Money isn’t funny in this man’s world
DESPITE living in the UK, which is one of the conditions for being considered for inclusion, it was not much of a surprise to learn that I did not feature on the latest list of the 1,000 richest people in the country. To qualify, your yearly earnings have to be at least £70billion, a figure I am marginally - alright, significantly - shy of. Still, like most people I glanced at the list of names whose personal fortunes probably amount to the gross national product of several small countries out of curiousity and partly so I could say “well, they might have all that money, but are they happy?” (Answer: in most cases, probably) and “there’s more to life than material possessions” (true but I wouldn’t say no to an Aston Martin.) I can’t say there were too many surprises. The discovery that The Queen has a rather healthier bank balance than me, as does the Duke of Westminster, Roman Abramovitch, Richard Branson, Robbie Williams, David Beckham and Simon Cowell is not what I would characterise as a shock. It was, however, interesting to learn that when this list was first published in 1989, three-quarters of those on it had inherited their wealth while the latest list revealed nearly 80 per cent had made their money themselves. I don’t begrudge them their wealth; nor do I begrudge the fact that they often use what they have acquired to become even wealthier. But what I don’t accept is those who argue that the rest of us somehow reap an unquantifiable economic dividend as a result. According to Ernst and Young tax expert Patrick Stevens, the UK’s relatively generous tax regime means “it’s income we wouldn’t get a sniff of otherwise.” Really? I admit I never studied economics but I’ve never heard Evan Davies expound on the BBC news how this particular feudal model works, with wealth somehow percolating down from Russian oligarchs, members of the aristocracy to “ordinary” people and judges on talent shows. And of course it overlooks the fact that plenty of others invest - through pension funds, for example - not just billionaires. Perhaps I wasn’t around when the chance came up to “get a sniff” of this largesse when it was distributed although obviously I’ll make sure I am the next time Simon Cowell or Mr Abramovitch throws a few £50 notes about.
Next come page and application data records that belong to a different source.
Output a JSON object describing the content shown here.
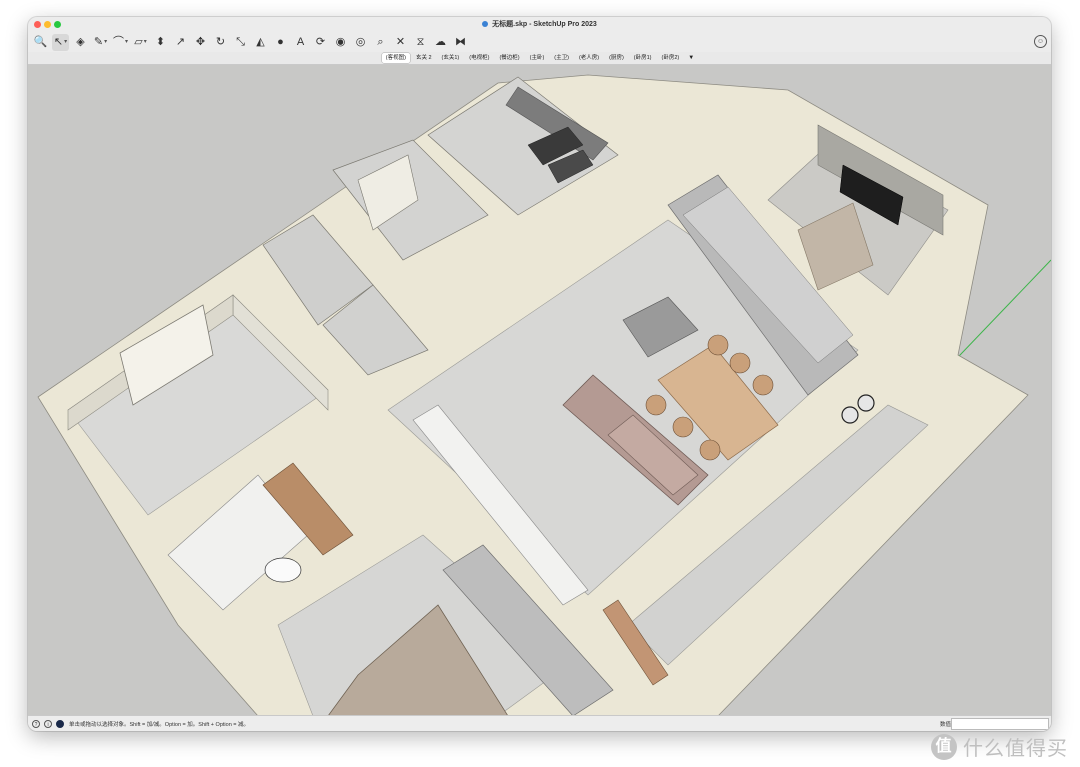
{
  "window": {
    "title": "无标题.skp - SketchUp Pro 2023"
  },
  "toolbar": {
    "tools": [
      {
        "name": "search-tool-icon",
        "glyph": "🔍"
      },
      {
        "name": "select-tool-icon",
        "glyph": "↖"
      },
      {
        "name": "eraser-tool-icon",
        "glyph": "◈"
      },
      {
        "name": "pencil-tool-icon",
        "glyph": "✎"
      },
      {
        "name": "arc-tool-icon",
        "glyph": "⌒"
      },
      {
        "name": "rectangle-tool-icon",
        "glyph": "▱"
      },
      {
        "name": "push-pull-tool-icon",
        "glyph": "⬍"
      },
      {
        "name": "follow-me-tool-icon",
        "glyph": "↗"
      },
      {
        "name": "move-tool-icon",
        "glyph": "✥"
      },
      {
        "name": "rotate-tool-icon",
        "glyph": "↻"
      },
      {
        "name": "scale-tool-icon",
        "glyph": "⤡"
      },
      {
        "name": "tape-measure-tool-icon",
        "glyph": "◭"
      },
      {
        "name": "paint-bucket-tool-icon",
        "glyph": "●"
      },
      {
        "name": "text-tool-icon",
        "glyph": "A"
      },
      {
        "name": "orbit-tool-icon",
        "glyph": "⟳"
      },
      {
        "name": "walk-tool-icon",
        "glyph": "◉"
      },
      {
        "name": "look-around-tool-icon",
        "glyph": "◎"
      },
      {
        "name": "zoom-tool-icon",
        "glyph": "⌕"
      },
      {
        "name": "zoom-extents-tool-icon",
        "glyph": "✕"
      },
      {
        "name": "section-plane-tool-icon",
        "glyph": "⧖"
      },
      {
        "name": "warehouse-tool-icon",
        "glyph": "☁"
      },
      {
        "name": "extension-tool-icon",
        "glyph": "⧓"
      }
    ],
    "account_icon": "account-icon"
  },
  "scenes": [
    "(客视图)",
    "玄关 2",
    "(玄关1)",
    "(电视柜)",
    "(餐边柜)",
    "(主卧)",
    "(主卫)",
    "(老人房)",
    "(厨房)",
    "(卧房1)",
    "(卧房2)"
  ],
  "scenes_more": "▼",
  "status": {
    "hint": "单击或拖动以选择对象。Shift = 加/减。Option = 加。Shift + Option = 减。",
    "measure_label": "数值"
  },
  "watermark": {
    "badge": "值",
    "text": "什么值得买"
  },
  "colors": {
    "viewport_bg": "#c8c8c6",
    "wall_top": "#eeeadb",
    "floor": "#d8d8d7",
    "wall_face": "#e3e1d8"
  }
}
Although I don’t suppose I’ll snaffle up enough to catapult me into next year’s list.